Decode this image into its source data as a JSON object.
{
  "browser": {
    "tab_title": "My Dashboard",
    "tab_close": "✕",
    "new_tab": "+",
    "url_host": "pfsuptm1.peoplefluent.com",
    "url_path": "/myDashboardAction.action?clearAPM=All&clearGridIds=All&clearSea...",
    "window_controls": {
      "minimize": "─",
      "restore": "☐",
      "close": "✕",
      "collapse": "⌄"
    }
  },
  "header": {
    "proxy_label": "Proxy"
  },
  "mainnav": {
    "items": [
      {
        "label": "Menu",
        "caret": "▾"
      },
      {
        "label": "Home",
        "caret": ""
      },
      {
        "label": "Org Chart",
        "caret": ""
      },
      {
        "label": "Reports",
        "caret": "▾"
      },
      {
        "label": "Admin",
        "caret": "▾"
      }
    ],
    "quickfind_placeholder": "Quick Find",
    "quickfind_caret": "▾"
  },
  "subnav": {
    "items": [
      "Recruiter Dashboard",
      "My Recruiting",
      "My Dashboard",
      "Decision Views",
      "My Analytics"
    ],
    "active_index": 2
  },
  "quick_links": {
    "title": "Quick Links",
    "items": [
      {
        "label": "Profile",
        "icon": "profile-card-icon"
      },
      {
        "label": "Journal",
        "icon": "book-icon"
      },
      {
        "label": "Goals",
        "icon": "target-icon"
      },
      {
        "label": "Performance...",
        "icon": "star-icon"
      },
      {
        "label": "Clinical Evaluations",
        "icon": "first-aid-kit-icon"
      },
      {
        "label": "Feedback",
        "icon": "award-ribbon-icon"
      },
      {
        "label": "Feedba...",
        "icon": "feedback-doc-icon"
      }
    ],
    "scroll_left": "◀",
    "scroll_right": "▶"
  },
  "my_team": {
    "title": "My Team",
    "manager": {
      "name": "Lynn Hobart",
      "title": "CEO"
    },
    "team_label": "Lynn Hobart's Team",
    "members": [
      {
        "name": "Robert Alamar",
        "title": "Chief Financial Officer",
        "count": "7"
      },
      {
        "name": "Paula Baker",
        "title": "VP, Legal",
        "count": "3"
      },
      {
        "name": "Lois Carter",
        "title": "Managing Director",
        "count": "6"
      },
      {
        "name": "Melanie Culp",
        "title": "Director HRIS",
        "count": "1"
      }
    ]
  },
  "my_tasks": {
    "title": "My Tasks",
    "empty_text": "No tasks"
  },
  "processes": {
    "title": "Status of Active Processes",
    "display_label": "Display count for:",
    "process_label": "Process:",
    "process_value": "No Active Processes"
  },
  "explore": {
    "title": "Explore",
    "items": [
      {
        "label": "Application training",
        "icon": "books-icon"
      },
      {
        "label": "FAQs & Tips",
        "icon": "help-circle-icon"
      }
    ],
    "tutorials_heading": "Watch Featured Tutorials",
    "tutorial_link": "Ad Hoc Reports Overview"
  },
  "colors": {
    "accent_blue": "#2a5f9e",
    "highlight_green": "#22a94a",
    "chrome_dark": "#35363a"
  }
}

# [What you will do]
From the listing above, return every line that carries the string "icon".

# [Output for this task]
        "icon": "profile-card-icon"
        "icon": "book-icon"
        "icon": "target-icon"
        "icon": "star-icon"
        "icon": "first-aid-kit-icon"
        "icon": "award-ribbon-icon"
        "icon": "feedback-doc-icon"
        "icon": "books-icon"
        "icon": "help-circle-icon"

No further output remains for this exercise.